The administration's plan to resume military aid to Chile is being reassessed because of concern that the poor human rights record of the military regime there will expose President Reagan to congressional charges of bad faith and harm his policy toward Central America.

A lively internal dispute is under way within the administration about whether Reagan can legitimately certify that Chile has met the human rights test decreed by Congress before aid can be restored.

Opponents of restoration argue that if Reagan makes such a certification in the face of strong evidence to the contrary, he will give congressional liberals new ammunition with which to charge that plans for increasing aid to the civilian-military government in El Salvador are part of a larger pattern of propping up repressive Latin American military dictatorships.

In an effort to resolve the problem, Thomas O. Enders, assistant secretary of state for inter-American affairs, left yesterday for talks in Chile that will include an attempt to win new concessions permitting Reagan to make the certification.

However, some administration officials are understood to believe that Enders' trip is unlikely to produce the necessary results and that Secretary of State Alexander M. Haig Jr. might be forced to recommend temporarily shelving the renewed aid plan.

At issue is a provision adopted by Congress last December that gives Reagan qualified power to resume arms sales and other military aid to the regime of President Augusto Pinochet. The aid was stopped in 1977.

To do so, however, the president must certify to Congress that Chile has made "significant progress in complying with internationally recognized standards of human rights."

He also must certify that Chile is cooperating to "bring to justice" those Chilean officers indicted by a federal grand jury for complicity in the 1976 bombing murders here of former Chilean ambassador Orlando Letelier and an American associate, Ronni K. Moffitt.

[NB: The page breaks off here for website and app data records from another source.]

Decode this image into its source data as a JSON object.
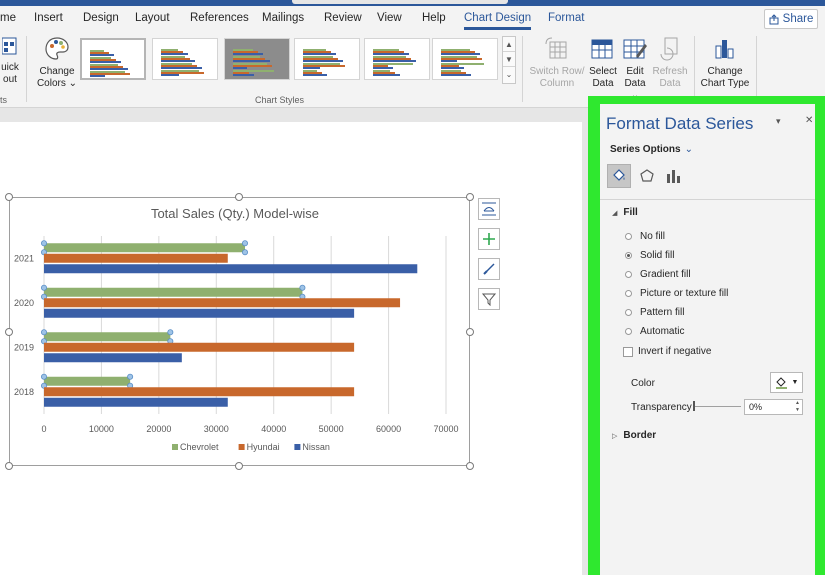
{
  "ribbon_tabs": [
    "me",
    "Insert",
    "Design",
    "Layout",
    "References",
    "Mailings",
    "Review",
    "View",
    "Help",
    "Chart Design",
    "Format"
  ],
  "active_tab": "Chart Design",
  "share_label": "Share",
  "ribbon": {
    "quick_layout_line1": "uick",
    "quick_layout_line2": "out",
    "change_colors_line1": "Change",
    "change_colors_line2": "Colors",
    "left_group_fragment": "ts",
    "chart_styles_group": "Chart Styles",
    "switch_row_line1": "Switch Row/",
    "switch_row_line2": "Column",
    "select_data_line1": "Select",
    "select_data_line2": "Data",
    "edit_data_line1": "Edit",
    "edit_data_line2": "Data",
    "refresh_data_line1": "Refresh",
    "refresh_data_line2": "Data",
    "change_type_line1": "Change",
    "change_type_line2": "Chart Type"
  },
  "chart_data": {
    "type": "bar",
    "orientation": "horizontal",
    "title": "Total Sales (Qty.) Model-wise",
    "categories": [
      "2018",
      "2019",
      "2020",
      "2021"
    ],
    "series": [
      {
        "name": "Chevrolet",
        "color": "#8fb06f",
        "values": [
          15000,
          22000,
          45000,
          35000
        ]
      },
      {
        "name": "Hyundai",
        "color": "#c8682c",
        "values": [
          54000,
          54000,
          62000,
          32000
        ]
      },
      {
        "name": "Nissan",
        "color": "#3a5fa7",
        "values": [
          32000,
          24000,
          54000,
          65000
        ]
      }
    ],
    "x_ticks": [
      "0",
      "10000",
      "20000",
      "30000",
      "40000",
      "50000",
      "60000",
      "70000"
    ],
    "xlim": [
      0,
      70000
    ],
    "grid": true,
    "legend_position": "bottom",
    "selected_series": "Chevrolet"
  },
  "pane": {
    "title": "Format Data Series",
    "series_options": "Series Options",
    "fill_section": "Fill",
    "fill_options": [
      "No fill",
      "Solid fill",
      "Gradient fill",
      "Picture or texture fill",
      "Pattern fill",
      "Automatic"
    ],
    "selected_fill": "Solid fill",
    "invert_label": "Invert if negative",
    "color_label": "Color",
    "transparency_label": "Transparency",
    "transparency_value": "0%",
    "border_section": "Border",
    "accent_color": "#2fe82f"
  }
}
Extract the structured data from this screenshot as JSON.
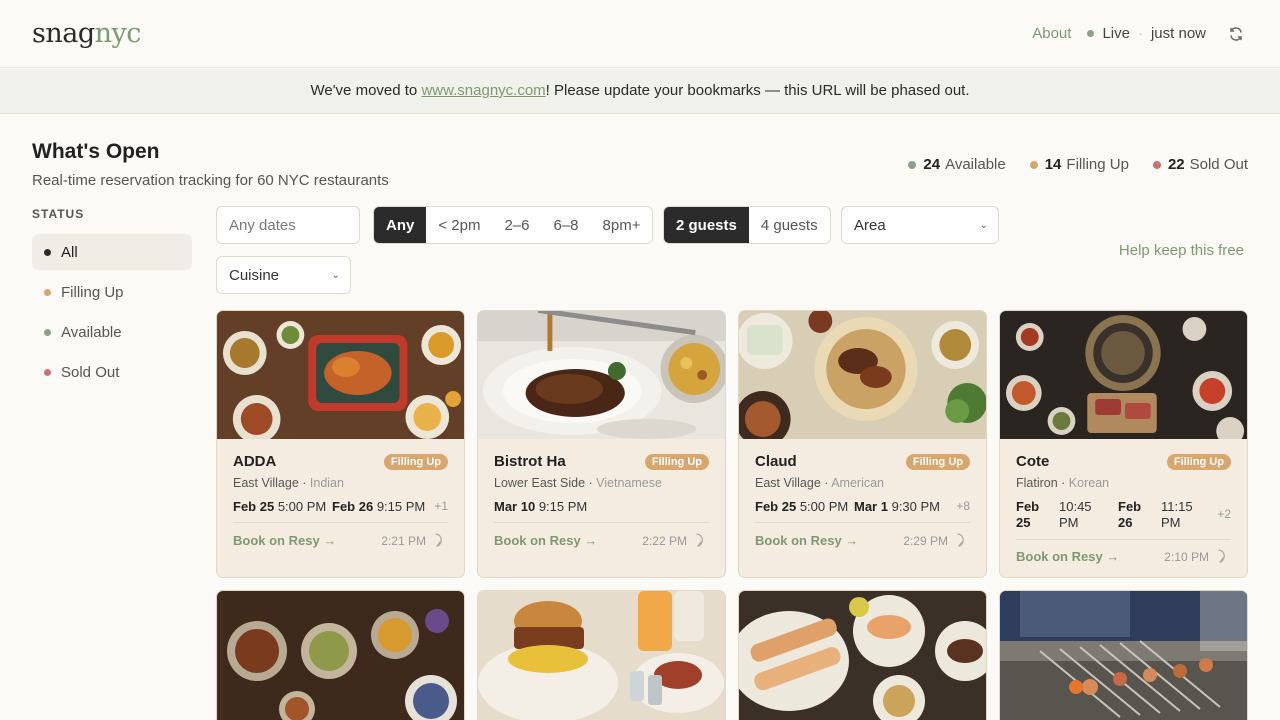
{
  "header": {
    "logo_main": "snag",
    "logo_accent": "nyc",
    "about": "About",
    "live": "Live",
    "separator": "·",
    "updated": "just now"
  },
  "banner": {
    "before": "We've moved to ",
    "link": "www.snagnyc.com",
    "after": "! Please update your bookmarks — this URL will be phased out."
  },
  "page": {
    "title": "What's Open",
    "subtitle": "Real-time reservation tracking for 60 NYC restaurants"
  },
  "summary": [
    {
      "count": "24",
      "label": "Available",
      "color": "#8ca384"
    },
    {
      "count": "14",
      "label": "Filling Up",
      "color": "#d9a66e"
    },
    {
      "count": "22",
      "label": "Sold Out",
      "color": "#c8746e"
    }
  ],
  "sidebar": {
    "label": "STATUS",
    "items": [
      {
        "label": "All",
        "color": "#2b2b2b"
      },
      {
        "label": "Filling Up",
        "color": "#d9a66e"
      },
      {
        "label": "Available",
        "color": "#8ca384"
      },
      {
        "label": "Sold Out",
        "color": "#c8746e"
      }
    ]
  },
  "filters": {
    "dates_placeholder": "Any dates",
    "times": [
      "Any",
      "< 2pm",
      "2–6",
      "6–8",
      "8pm+"
    ],
    "guests": [
      "2 guests",
      "4 guests"
    ],
    "area": "Area",
    "cuisine": "Cuisine",
    "help": "Help keep this free"
  },
  "cards": [
    {
      "name": "ADDA",
      "badge": "Filling Up",
      "area": "East Village",
      "cuisine": "Indian",
      "slots": [
        {
          "date": "Feb 25",
          "time": "5:00 PM"
        },
        {
          "date": "Feb 26",
          "time": "9:15 PM"
        }
      ],
      "more": "+1",
      "book": "Book on Resy →",
      "updated": "2:21 PM"
    },
    {
      "name": "Bistrot Ha",
      "badge": "Filling Up",
      "area": "Lower East Side",
      "cuisine": "Vietnamese",
      "slots": [
        {
          "date": "Mar 10",
          "time": "9:15 PM"
        }
      ],
      "more": "",
      "book": "Book on Resy →",
      "updated": "2:22 PM"
    },
    {
      "name": "Claud",
      "badge": "Filling Up",
      "area": "East Village",
      "cuisine": "American",
      "slots": [
        {
          "date": "Feb 25",
          "time": "5:00 PM"
        },
        {
          "date": "Mar 1",
          "time": "9:30 PM"
        }
      ],
      "more": "+8",
      "book": "Book on Resy →",
      "updated": "2:29 PM"
    },
    {
      "name": "Cote",
      "badge": "Filling Up",
      "area": "Flatiron",
      "cuisine": "Korean",
      "slots": [
        {
          "date": "Feb 25",
          "time": "10:45 PM"
        },
        {
          "date": "Feb 26",
          "time": "11:15 PM"
        }
      ],
      "more": "+2",
      "book": "Book on Resy →",
      "updated": "2:10 PM"
    }
  ],
  "colors": {
    "accent": "#7d9a6f",
    "badge": "#d9a66e",
    "card_bg": "#f4ece1"
  }
}
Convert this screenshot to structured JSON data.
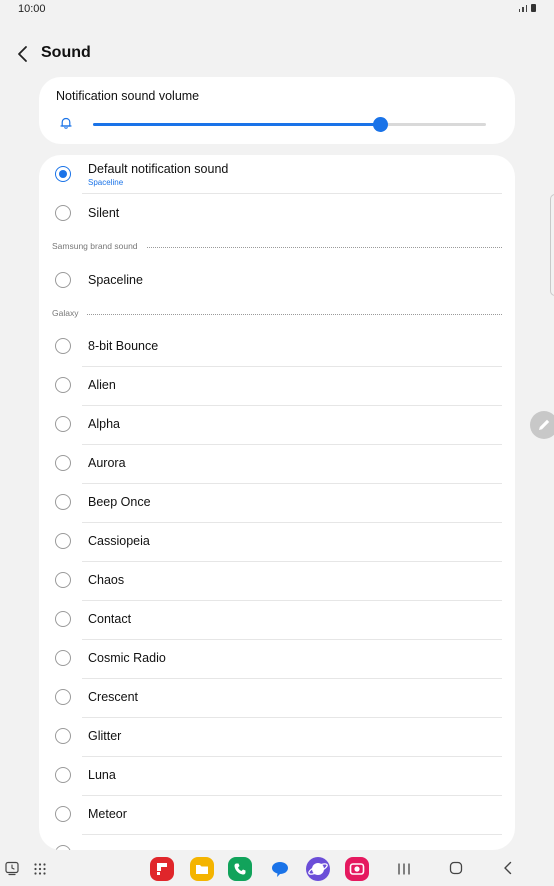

In one of its first moves after taking office, the administration made clear it wanted to improve relations with Pinochet, whom it regards as a potentially important ally in its campaign against communist influence in Latin America.

In a gesture whose symbolic importance far outweighs its cash size, the administration tentatively has included $50,000 in military training funds for Chile in its fiscal 1983 security assistance request to Congress.

Originally, the administration planned to send the certification on Chile and Argentina, which Congress also has subjected to a similar human rights test, about the same time last month that it certified El Salvador's eligibility for U.S. military aid.

However, action on Chile and Argentina, which have been paired in State Department planning, was pulled back abruptly because of questions raised by some administration policy makers about Chile.

According to sources familiar with the internal debate, the most serious problem involves whether Reagan can certify that Chile is cooperating with efforts to extradite those indicted in the Letelier case.

Lawrence Barcella, assistant U.S. attorney in charge of the case, recently told The Washington Post:

"With respect to progress on the Letelier investigation, they Chilean officials haven't done spit since the day this thing happened. In fact, they have been dilatory and obstructionist."

The Justice Department is preparing an informal advisory opinion for the State Department and, while no decisions have been made, Justice sources said they believe officials there will be forced to conclude that Chile has not met the test for certification on the Letelier requirement.

In addition, the State Department's bureau of human rights has questioned whether there has been improvement in the Chilean human rights situation.

The bureau is understood to be particularly disturbed by a recent Chilean human rights commission report, which was released in this country by the Freedom House organization and charges that rights abuses in Chile have increased.

Congressional liberals led by Sen. Edward M. Kennedy (D-Mass.) have threatened that, if certification goes through, they will launch an all-out attack on the administration's Latin America policies.

As a result, many officials fear a congressional battle that could increase opposition to the already controversial policy of increasing aid to El Salvador and seeking strengthened military relationships with Honduras and Guatemala.

On the other side, Enders's bureau of inter-American affairs, backed by ideological hard-liners in the administration and Congress, are understood to advocate going ahead with the Chile aid plan.

According to the sources, the matter has not been referred for a final decision but a clearer picture of the outcome is likely to emerge from discussions this weekend involving Enders, Ambassador James D. Theberge, who was sworn in yesterday, and Chilean authorities.